Again, a worthy read with some important ideas to consider, even if it is more of a starting point than any kind of ending. ...more
A truly excellent book. Blending psychology, sociology, discourse analysis, and philosophy, Dr. Ochs provides a broad, rich look at narrative as the tA truly excellent book. Blending psychology, sociology, discourse analysis, and philosophy, Dr. Ochs provides a broad, rich look at narrative as the tool mankind universally uses to shape and make sense of reality, proposing a multi-dimensional grade that is used not to define "what is narrative" but rather, to determine the narrative qualities at work in a given discourse. The text discusses narrative for sense-making, for planning, and as our minds develop from child to adult and the changes apparent in the narrative we employ. I particularly enjoyed the chapter on narrative and prayer, which both considers narrative in prayer and also the elements of prayer in all narrative. This is a book worth reading and studying, with principles that could be of use to anyone. Although it takes an academic and theoretical approach, it is grounded in real (and interesting) examples from adults, children, the autistic, agoraphobic, and more, and is quite accessible. It suggests that our daily, conversational narratives, narratives of personal experience, deserve understanding at least as much as the polished narratives that have been the principle studies of narratology. ...more
Finally a book on memory improvement that is more than just a pop-psych dollar-read!
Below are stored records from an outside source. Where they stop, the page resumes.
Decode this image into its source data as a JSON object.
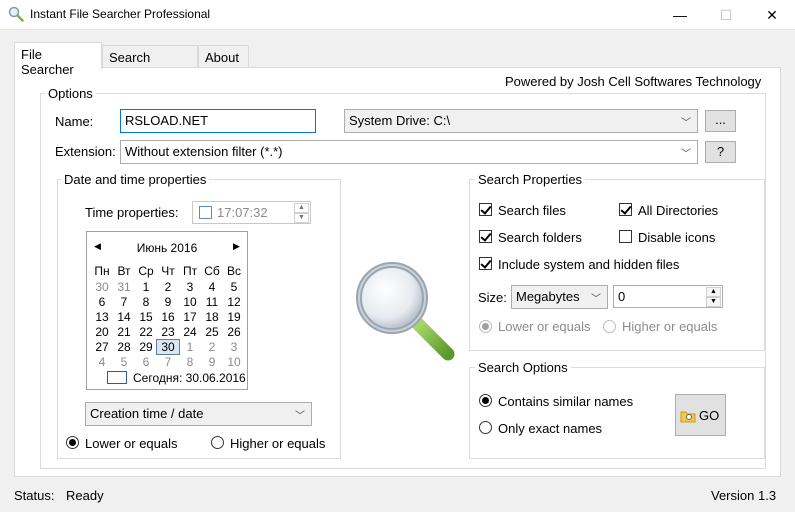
{
  "window": {
    "title": "Instant File Searcher Professional",
    "minimize": "—",
    "maximize": "☐",
    "close": "✕"
  },
  "tabs": [
    {
      "label": "File Searcher"
    },
    {
      "label": "Search Results"
    },
    {
      "label": "About"
    }
  ],
  "powered_by": "Powered by Josh Cell Softwares Technology",
  "options": {
    "title": "Options",
    "name_label": "Name:",
    "name_value": "RSLOAD.NET",
    "drive_value": "System Drive: C:\\",
    "browse_label": "...",
    "extension_label": "Extension:",
    "extension_value": "Without extension filter (*.*)",
    "help_label": "?"
  },
  "datetime": {
    "title": "Date and time properties",
    "time_label": "Time properties:",
    "time_value": "17:07:32",
    "calendar": {
      "month_label": "Июнь 2016",
      "weekdays": [
        "Пн",
        "Вт",
        "Ср",
        "Чт",
        "Пт",
        "Сб",
        "Вс"
      ],
      "rows": [
        [
          "30",
          "31",
          "1",
          "2",
          "3",
          "4",
          "5"
        ],
        [
          "6",
          "7",
          "8",
          "9",
          "10",
          "11",
          "12"
        ],
        [
          "13",
          "14",
          "15",
          "16",
          "17",
          "18",
          "19"
        ],
        [
          "20",
          "21",
          "22",
          "23",
          "24",
          "25",
          "26"
        ],
        [
          "27",
          "28",
          "29",
          "30",
          "1",
          "2",
          "3"
        ],
        [
          "4",
          "5",
          "6",
          "7",
          "8",
          "9",
          "10"
        ]
      ],
      "today_label": "Сегодня: 30.06.2016"
    },
    "mode_value": "Creation time / date",
    "lower_label": "Lower or equals",
    "higher_label": "Higher or equals"
  },
  "search_props": {
    "title": "Search Properties",
    "search_files": "Search files",
    "all_directories": "All Directories",
    "search_folders": "Search folders",
    "disable_icons": "Disable icons",
    "include_hidden": "Include system and hidden files",
    "size_label": "Size:",
    "size_unit": "Megabytes",
    "size_value": "0",
    "lower_label": "Lower or equals",
    "higher_label": "Higher or equals"
  },
  "search_options": {
    "title": "Search Options",
    "similar_label": "Contains similar names",
    "exact_label": "Only exact names",
    "go_label": "GO"
  },
  "status": {
    "label": "Status:",
    "value": "Ready",
    "version": "Version 1.3"
  }
}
This book is approachable by the lay reader, but offers the rigorFinally a book on memory improvement that is more than just a pop-psych dollar-read! This book is approachable by the lay reader, but offers the rigor and references you would expect from an academic work. Worthen and Hunt do an excellent job on explaining the historical reasons that the study of memory-improvement techniques has departed from our regular school curricula and the psychological basis on which the most effective techniques work. For those interested in history, psychology, or just improving their memory, this book will be a good investment. In addition to background, the theoretical exposition cross referenced with psychology theory provides the understanding necessary to start constructing your own mnemonic tools, understanding the situations and memory-types that need to be compensated for to have success. ...more
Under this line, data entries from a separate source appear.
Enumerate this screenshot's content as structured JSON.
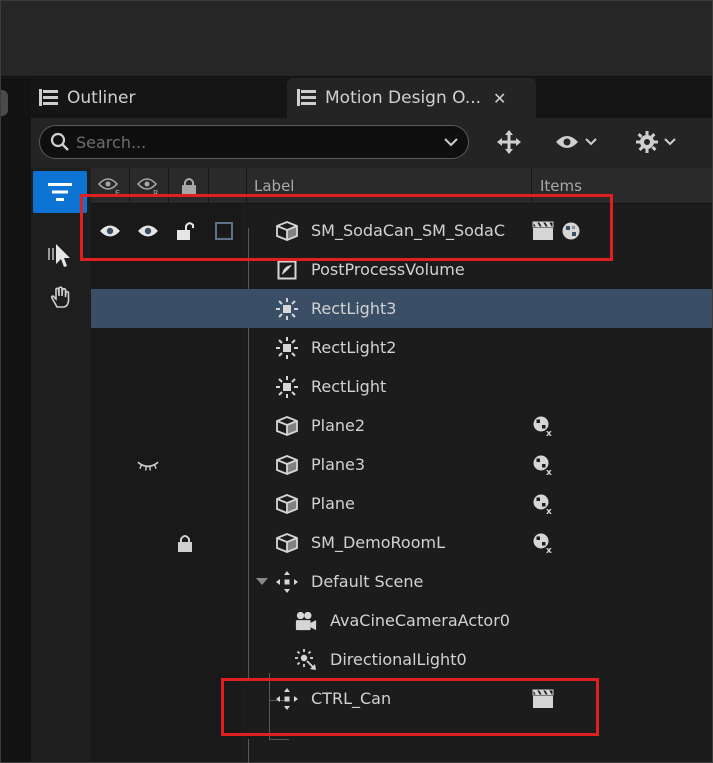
{
  "tabs": [
    {
      "label": "Outliner"
    },
    {
      "label": "Motion Design O..."
    }
  ],
  "search": {
    "placeholder": "Search..."
  },
  "columns": {
    "label": "Label",
    "items": "Items"
  },
  "rows": [
    {
      "label": "SM_SodaCan_SM_SodaC",
      "icon": "static-mesh-icon",
      "selected": true,
      "items": [
        "clapper-icon",
        "material-icon"
      ]
    },
    {
      "label": "PostProcessVolume",
      "icon": "post-process-icon"
    },
    {
      "label": "RectLight3",
      "icon": "rect-light-icon"
    },
    {
      "label": "RectLight2",
      "icon": "rect-light-icon"
    },
    {
      "label": "RectLight",
      "icon": "rect-light-icon"
    },
    {
      "label": "Plane2",
      "icon": "static-mesh-icon",
      "items": [
        "material-x-icon"
      ]
    },
    {
      "label": "Plane3",
      "icon": "static-mesh-icon",
      "hidden": true,
      "items": [
        "material-x-icon"
      ]
    },
    {
      "label": "Plane",
      "icon": "static-mesh-icon",
      "items": [
        "material-x-icon"
      ]
    },
    {
      "label": "SM_DemoRoomL",
      "icon": "static-mesh-icon",
      "locked": true,
      "items": [
        "material-x-icon"
      ]
    },
    {
      "label": "Default Scene",
      "icon": "scene-move-icon",
      "expanded": true
    },
    {
      "label": "AvaCineCameraActor0",
      "icon": "camera-icon"
    },
    {
      "label": "DirectionalLight0",
      "icon": "directional-light-icon"
    },
    {
      "label": "CTRL_Can",
      "icon": "scene-move-icon",
      "items": [
        "clapper-icon"
      ]
    }
  ],
  "colors": {
    "selected_row": "#3a4f66",
    "filter_button": "#0e74d3",
    "highlight_box": "#e02020"
  }
}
Some useful information and fairly pleasant. I finished it in about 45 minutes without feeling I missed much; but it was a useful refresher on basic mSome useful information and fairly pleasant. I finished it in about 45 minutes without feeling I missed much; but it was a useful refresher on basic memory principles. If you want some quick tips on name, number, and list memory, this book may do it for you....more
Although it contained a great deal of useful information, it somehow managed to present it in a rote and lifeless way. There is nothing really wrong wAlthough it contained a great deal of useful information, it somehow managed to present it in a rote and lifeless way. There is nothing really wrong with this book, other than that it simply fails to be overly rhetorically effective itself. I did not read this for class and was hoping to extend my understanding of the power of language; this book seems to have the resources, but they are in such a raw and uninspiring form that mining them takes more effort than I would like. Nonetheless, if this happens to be the only rhetoric theory book you have on hand, it should be a good reference. The chapters on narrative and metaphor were particularly intriguing, but received only a gloss and weren't interconnected much with the rest of the book (unlike, say, the chapter on dramatic rhetorical theory). ...more